■ DATA EXCERPTS ■
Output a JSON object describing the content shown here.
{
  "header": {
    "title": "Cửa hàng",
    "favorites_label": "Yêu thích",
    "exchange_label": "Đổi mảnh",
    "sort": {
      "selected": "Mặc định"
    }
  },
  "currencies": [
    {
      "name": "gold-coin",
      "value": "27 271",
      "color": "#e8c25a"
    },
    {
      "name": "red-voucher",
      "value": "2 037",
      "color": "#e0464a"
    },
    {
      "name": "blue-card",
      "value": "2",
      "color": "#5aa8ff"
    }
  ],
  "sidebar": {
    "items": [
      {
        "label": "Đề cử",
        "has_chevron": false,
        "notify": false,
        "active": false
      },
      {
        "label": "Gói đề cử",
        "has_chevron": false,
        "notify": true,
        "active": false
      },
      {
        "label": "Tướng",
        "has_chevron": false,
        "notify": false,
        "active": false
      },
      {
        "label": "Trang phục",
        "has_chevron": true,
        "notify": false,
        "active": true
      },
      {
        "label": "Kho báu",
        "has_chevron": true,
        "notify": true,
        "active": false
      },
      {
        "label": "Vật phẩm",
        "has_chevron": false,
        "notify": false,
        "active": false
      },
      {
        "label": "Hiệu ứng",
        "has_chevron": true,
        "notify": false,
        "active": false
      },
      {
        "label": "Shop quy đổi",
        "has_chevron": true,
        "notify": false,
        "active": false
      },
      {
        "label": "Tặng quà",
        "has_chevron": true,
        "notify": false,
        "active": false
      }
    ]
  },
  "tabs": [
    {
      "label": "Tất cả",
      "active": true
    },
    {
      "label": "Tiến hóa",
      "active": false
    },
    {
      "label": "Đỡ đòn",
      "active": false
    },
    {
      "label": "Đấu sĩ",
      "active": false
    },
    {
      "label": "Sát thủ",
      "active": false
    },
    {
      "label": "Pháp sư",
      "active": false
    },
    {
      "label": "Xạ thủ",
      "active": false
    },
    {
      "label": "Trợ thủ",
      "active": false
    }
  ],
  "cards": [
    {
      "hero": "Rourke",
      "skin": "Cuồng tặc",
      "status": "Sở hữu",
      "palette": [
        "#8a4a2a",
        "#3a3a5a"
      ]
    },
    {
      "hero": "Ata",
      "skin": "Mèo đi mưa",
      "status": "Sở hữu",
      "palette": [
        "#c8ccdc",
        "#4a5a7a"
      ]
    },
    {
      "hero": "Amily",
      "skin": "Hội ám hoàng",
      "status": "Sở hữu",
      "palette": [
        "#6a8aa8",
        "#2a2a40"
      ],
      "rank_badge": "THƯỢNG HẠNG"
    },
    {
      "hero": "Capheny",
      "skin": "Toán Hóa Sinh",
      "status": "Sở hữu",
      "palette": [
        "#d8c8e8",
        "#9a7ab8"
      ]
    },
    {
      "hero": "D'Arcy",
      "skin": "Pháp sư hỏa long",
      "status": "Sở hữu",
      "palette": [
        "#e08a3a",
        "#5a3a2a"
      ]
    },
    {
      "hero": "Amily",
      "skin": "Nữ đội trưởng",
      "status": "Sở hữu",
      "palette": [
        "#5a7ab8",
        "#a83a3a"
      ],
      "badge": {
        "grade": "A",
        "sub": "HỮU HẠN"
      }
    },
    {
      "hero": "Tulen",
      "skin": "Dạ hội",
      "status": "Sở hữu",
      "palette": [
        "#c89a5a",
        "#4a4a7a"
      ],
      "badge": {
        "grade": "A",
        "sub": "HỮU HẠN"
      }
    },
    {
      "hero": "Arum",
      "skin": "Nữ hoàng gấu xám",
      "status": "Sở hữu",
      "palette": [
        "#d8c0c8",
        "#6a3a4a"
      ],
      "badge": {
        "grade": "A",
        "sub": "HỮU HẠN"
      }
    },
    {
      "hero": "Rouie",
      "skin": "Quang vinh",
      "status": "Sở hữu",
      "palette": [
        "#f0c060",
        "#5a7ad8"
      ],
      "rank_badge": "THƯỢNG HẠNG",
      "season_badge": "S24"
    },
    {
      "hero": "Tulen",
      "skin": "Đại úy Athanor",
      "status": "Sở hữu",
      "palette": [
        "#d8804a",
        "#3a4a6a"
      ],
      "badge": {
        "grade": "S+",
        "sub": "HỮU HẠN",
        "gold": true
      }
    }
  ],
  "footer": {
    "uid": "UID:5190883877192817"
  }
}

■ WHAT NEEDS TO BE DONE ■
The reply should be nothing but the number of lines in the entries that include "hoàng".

■ OUTPUT OF THE TASK ■
2